ABOUT THIS TASK: Character for character, write out the data below.

Records drawn from a dataset:
= Beginning of Section =

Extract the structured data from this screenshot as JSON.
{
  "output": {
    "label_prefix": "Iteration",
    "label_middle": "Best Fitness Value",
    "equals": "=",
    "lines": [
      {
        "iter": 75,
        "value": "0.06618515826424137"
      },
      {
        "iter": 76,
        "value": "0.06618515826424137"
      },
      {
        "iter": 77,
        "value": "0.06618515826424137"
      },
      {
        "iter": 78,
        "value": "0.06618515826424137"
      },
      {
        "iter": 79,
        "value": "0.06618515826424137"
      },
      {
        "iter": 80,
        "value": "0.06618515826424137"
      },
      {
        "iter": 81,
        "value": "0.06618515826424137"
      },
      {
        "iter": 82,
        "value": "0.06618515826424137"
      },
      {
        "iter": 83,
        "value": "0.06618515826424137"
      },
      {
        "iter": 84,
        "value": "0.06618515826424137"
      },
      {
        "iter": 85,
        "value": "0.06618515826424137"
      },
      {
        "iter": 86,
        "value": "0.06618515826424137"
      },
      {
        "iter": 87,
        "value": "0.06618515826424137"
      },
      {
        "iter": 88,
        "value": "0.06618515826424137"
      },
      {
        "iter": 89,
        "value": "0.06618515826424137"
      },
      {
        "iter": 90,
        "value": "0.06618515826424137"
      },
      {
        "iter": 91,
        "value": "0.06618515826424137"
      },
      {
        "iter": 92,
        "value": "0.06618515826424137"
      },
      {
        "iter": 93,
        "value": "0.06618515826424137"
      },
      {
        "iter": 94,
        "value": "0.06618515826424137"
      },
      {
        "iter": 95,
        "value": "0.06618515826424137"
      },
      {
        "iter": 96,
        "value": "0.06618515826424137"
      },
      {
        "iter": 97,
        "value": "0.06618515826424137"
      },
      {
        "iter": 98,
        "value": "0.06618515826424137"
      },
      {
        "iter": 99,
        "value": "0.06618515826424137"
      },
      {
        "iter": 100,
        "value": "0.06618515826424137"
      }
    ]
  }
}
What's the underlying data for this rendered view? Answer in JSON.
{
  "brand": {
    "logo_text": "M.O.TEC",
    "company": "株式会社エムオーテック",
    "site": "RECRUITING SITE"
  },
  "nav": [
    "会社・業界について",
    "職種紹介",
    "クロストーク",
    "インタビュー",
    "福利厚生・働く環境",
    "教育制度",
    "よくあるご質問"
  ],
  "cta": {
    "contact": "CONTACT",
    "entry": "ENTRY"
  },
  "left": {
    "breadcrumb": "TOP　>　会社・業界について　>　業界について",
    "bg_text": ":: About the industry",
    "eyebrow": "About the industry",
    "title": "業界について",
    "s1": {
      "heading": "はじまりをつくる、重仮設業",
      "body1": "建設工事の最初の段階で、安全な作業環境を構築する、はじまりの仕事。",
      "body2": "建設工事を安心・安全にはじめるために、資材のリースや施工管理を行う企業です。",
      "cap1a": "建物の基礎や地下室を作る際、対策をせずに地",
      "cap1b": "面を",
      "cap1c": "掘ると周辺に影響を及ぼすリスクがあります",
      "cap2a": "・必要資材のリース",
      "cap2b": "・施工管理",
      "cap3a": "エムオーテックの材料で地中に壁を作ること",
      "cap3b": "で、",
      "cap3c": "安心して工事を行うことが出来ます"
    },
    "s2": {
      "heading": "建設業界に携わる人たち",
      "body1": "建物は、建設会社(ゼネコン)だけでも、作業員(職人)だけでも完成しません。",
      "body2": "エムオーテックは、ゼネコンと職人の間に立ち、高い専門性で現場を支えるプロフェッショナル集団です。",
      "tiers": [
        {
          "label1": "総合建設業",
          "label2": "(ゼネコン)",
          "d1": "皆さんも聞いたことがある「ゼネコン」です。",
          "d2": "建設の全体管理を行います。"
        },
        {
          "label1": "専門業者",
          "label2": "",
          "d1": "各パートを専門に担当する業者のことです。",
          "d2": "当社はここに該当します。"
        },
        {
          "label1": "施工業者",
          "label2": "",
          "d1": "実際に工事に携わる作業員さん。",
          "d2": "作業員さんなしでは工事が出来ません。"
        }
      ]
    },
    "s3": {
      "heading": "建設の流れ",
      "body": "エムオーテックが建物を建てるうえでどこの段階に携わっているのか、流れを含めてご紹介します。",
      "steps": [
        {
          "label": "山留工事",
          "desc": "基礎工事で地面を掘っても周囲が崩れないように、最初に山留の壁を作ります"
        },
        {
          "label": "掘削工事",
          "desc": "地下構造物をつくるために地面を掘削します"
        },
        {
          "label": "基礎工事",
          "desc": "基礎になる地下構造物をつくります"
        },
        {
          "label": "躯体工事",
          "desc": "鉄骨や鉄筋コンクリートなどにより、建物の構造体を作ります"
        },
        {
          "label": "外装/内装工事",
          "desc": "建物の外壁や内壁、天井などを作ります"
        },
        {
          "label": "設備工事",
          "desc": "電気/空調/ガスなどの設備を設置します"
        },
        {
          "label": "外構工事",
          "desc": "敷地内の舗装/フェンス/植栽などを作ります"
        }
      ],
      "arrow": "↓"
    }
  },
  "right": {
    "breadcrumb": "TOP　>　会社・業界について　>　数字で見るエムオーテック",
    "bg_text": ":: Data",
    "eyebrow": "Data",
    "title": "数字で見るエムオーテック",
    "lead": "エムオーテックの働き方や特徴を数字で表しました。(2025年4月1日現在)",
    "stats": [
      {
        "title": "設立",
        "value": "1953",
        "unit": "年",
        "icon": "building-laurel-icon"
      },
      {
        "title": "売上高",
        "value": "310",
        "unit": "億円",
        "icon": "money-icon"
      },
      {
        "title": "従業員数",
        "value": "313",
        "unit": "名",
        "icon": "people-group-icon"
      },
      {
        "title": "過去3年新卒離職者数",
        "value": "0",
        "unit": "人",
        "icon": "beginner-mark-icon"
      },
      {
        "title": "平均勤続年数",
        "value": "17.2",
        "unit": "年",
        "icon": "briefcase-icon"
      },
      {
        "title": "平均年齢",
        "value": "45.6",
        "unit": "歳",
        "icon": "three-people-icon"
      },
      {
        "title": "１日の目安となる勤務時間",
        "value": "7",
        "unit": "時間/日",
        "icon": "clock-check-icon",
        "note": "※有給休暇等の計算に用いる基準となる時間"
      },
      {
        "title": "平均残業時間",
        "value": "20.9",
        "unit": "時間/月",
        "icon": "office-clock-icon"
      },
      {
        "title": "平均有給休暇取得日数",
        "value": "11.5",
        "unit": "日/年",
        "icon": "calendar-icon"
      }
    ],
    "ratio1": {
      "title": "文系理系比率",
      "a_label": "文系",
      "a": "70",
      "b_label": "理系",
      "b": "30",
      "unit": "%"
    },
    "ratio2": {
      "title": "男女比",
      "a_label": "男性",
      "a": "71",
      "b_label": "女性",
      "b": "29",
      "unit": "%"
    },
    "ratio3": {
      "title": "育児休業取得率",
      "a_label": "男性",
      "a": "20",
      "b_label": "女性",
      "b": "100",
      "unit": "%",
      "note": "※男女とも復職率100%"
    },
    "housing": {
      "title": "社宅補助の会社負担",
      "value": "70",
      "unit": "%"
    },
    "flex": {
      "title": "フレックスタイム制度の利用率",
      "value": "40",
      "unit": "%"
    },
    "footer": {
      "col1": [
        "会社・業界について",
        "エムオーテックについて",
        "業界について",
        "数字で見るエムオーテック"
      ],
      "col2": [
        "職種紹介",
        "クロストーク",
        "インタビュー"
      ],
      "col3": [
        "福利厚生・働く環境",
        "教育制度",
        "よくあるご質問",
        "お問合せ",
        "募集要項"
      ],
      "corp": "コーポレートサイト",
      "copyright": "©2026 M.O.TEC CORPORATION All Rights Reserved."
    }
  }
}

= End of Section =

ANSWER TO THIS TASK:
Extract the structured data from this screenshot as JSON.
{
  "output": {
    "label_prefix": "Iteration",
    "label_middle": "Best Fitness Value",
    "equals": "=",
    "lines": [
      {
        "iter": 75,
        "value": "0.06618515826424137"
      },
      {
        "iter": 76,
        "value": "0.06618515826424137"
      },
      {
        "iter": 77,
        "value": "0.06618515826424137"
      },
      {
        "iter": 78,
        "value": "0.06618515826424137"
      },
      {
        "iter": 79,
        "value": "0.06618515826424137"
      },
      {
        "iter": 80,
        "value": "0.06618515826424137"
      },
      {
        "iter": 81,
        "value": "0.06618515826424137"
      },
      {
        "iter": 82,
        "value": "0.06618515826424137"
      },
      {
        "iter": 83,
        "value": "0.06618515826424137"
      },
      {
        "iter": 84,
        "value": "0.06618515826424137"
      },
      {
        "iter": 85,
        "value": "0.06618515826424137"
      },
      {
        "iter": 86,
        "value": "0.06618515826424137"
      },
      {
        "iter": 87,
        "value": "0.06618515826424137"
      },
      {
        "iter": 88,
        "value": "0.06618515826424137"
      },
      {
        "iter": 89,
        "value": "0.06618515826424137"
      },
      {
        "iter": 90,
        "value": "0.06618515826424137"
      },
      {
        "iter": 91,
        "value": "0.06618515826424137"
      },
      {
        "iter": 92,
        "value": "0.06618515826424137"
      },
      {
        "iter": 93,
        "value": "0.06618515826424137"
      },
      {
        "iter": 94,
        "value": "0.06618515826424137"
      },
      {
        "iter": 95,
        "value": "0.06618515826424137"
      },
      {
        "iter": 96,
        "value": "0.06618515826424137"
      },
      {
        "iter": 97,
        "value": "0.06618515826424137"
      },
      {
        "iter": 98,
        "value": "0.06618515826424137"
      },
      {
        "iter": 99,
        "value": "0.06618515826424137"
      },
      {
        "iter": 100,
        "value": "0.06618515826424137"
      }
    ]
  }
}
What's the underlying data for this rendered view? Answer in JSON.
{
  "brand": {
    "logo_text": "M.O.TEC",
    "company": "株式会社エムオーテック",
    "site": "RECRUITING SITE"
  },
  "nav": [
    "会社・業界について",
    "職種紹介",
    "クロストーク",
    "インタビュー",
    "福利厚生・働く環境",
    "教育制度",
    "よくあるご質問"
  ],
  "cta": {
    "contact": "CONTACT",
    "entry": "ENTRY"
  },
  "left": {
    "breadcrumb": "TOP　>　会社・業界について　>　業界について",
    "bg_text": ":: About the industry",
    "eyebrow": "About the industry",
    "title": "業界について",
    "s1": {
      "heading": "はじまりをつくる、重仮設業",
      "body1": "建設工事の最初の段階で、安全な作業環境を構築する、はじまりの仕事。",
      "body2": "建設工事を安心・安全にはじめるために、資材のリースや施工管理を行う企業です。",
      "cap1a": "建物の基礎や地下室を作る際、対策をせずに地",
      "cap1b": "面を",
      "cap1c": "掘ると周辺に影響を及ぼすリスクがあります",
      "cap2a": "・必要資材のリース",
      "cap2b": "・施工管理",
      "cap3a": "エムオーテックの材料で地中に壁を作ること",
      "cap3b": "で、",
      "cap3c": "安心して工事を行うことが出来ます"
    },
    "s2": {
      "heading": "建設業界に携わる人たち",
      "body1": "建物は、建設会社(ゼネコン)だけでも、作業員(職人)だけでも完成しません。",
      "body2": "エムオーテックは、ゼネコンと職人の間に立ち、高い専門性で現場を支えるプロフェッショナル集団です。",
      "tiers": [
        {
          "label1": "総合建設業",
          "label2": "(ゼネコン)",
          "d1": "皆さんも聞いたことがある「ゼネコン」です。",
          "d2": "建設の全体管理を行います。"
        },
        {
          "label1": "専門業者",
          "label2": "",
          "d1": "各パートを専門に担当する業者のことです。",
          "d2": "当社はここに該当します。"
        },
        {
          "label1": "施工業者",
          "label2": "",
          "d1": "実際に工事に携わる作業員さん。",
          "d2": "作業員さんなしでは工事が出来ません。"
        }
      ]
    },
    "s3": {
      "heading": "建設の流れ",
      "body": "エムオーテックが建物を建てるうえでどこの段階に携わっているのか、流れを含めてご紹介します。",
      "steps": [
        {
          "label": "山留工事",
          "desc": "基礎工事で地面を掘っても周囲が崩れないように、最初に山留の壁を作ります"
        },
        {
          "label": "掘削工事",
          "desc": "地下構造物をつくるために地面を掘削します"
        },
        {
          "label": "基礎工事",
          "desc": "基礎になる地下構造物をつくります"
        },
        {
          "label": "躯体工事",
          "desc": "鉄骨や鉄筋コンクリートなどにより、建物の構造体を作ります"
        },
        {
          "label": "外装/内装工事",
          "desc": "建物の外壁や内壁、天井などを作ります"
        },
        {
          "label": "設備工事",
          "desc": "電気/空調/ガスなどの設備を設置します"
        },
        {
          "label": "外構工事",
          "desc": "敷地内の舗装/フェンス/植栽などを作ります"
        }
      ],
      "arrow": "↓"
    }
  },
  "right": {
    "breadcrumb": "TOP　>　会社・業界について　>　数字で見るエムオーテック",
    "bg_text": ":: Data",
    "eyebrow": "Data",
    "title": "数字で見るエムオーテック",
    "lead": "エムオーテックの働き方や特徴を数字で表しました。(2025年4月1日現在)",
    "stats": [
      {
        "title": "設立",
        "value": "1953",
        "unit": "年",
        "icon": "building-laurel-icon"
      },
      {
        "title": "売上高",
        "value": "310",
        "unit": "億円",
        "icon": "money-icon"
      },
      {
        "title": "従業員数",
        "value": "313",
        "unit": "名",
        "icon": "people-group-icon"
      },
      {
        "title": "過去3年新卒離職者数",
        "value": "0",
        "unit": "人",
        "icon": "beginner-mark-icon"
      },
      {
        "title": "平均勤続年数",
        "value": "17.2",
        "unit": "年",
        "icon": "briefcase-icon"
      },
      {
        "title": "平均年齢",
        "value": "45.6",
        "unit": "歳",
        "icon": "three-people-icon"
      },
      {
        "title": "１日の目安となる勤務時間",
        "value": "7",
        "unit": "時間/日",
        "icon": "clock-check-icon",
        "note": "※有給休暇等の計算に用いる基準となる時間"
      },
      {
        "title": "平均残業時間",
        "value": "20.9",
        "unit": "時間/月",
        "icon": "office-clock-icon"
      },
      {
        "title": "平均有給休暇取得日数",
        "value": "11.5",
        "unit": "日/年",
        "icon": "calendar-icon"
      }
    ],
    "ratio1": {
      "title": "文系理系比率",
      "a_label": "文系",
      "a": "70",
      "b_label": "理系",
      "b": "30",
      "unit": "%"
    },
    "ratio2": {
      "title": "男女比",
      "a_label": "男性",
      "a": "71",
      "b_label": "女性",
      "b": "29",
      "unit": "%"
    },
    "ratio3": {
      "title": "育児休業取得率",
      "a_label": "男性",
      "a": "20",
      "b_label": "女性",
      "b": "100",
      "unit": "%",
      "note": "※男女とも復職率100%"
    },
    "housing": {
      "title": "社宅補助の会社負担",
      "value": "70",
      "unit": "%"
    },
    "flex": {
      "title": "フレックスタイム制度の利用率",
      "value": "40",
      "unit": "%"
    },
    "footer": {
      "col1": [
        "会社・業界について",
        "エムオーテックについて",
        "業界について",
        "数字で見るエムオーテック"
      ],
      "col2": [
        "職種紹介",
        "クロストーク",
        "インタビュー"
      ],
      "col3": [
        "福利厚生・働く環境",
        "教育制度",
        "よくあるご質問",
        "お問合せ",
        "募集要項"
      ],
      "corp": "コーポレートサイト",
      "copyright": "©2026 M.O.TEC CORPORATION All Rights Reserved."
    }
  }
}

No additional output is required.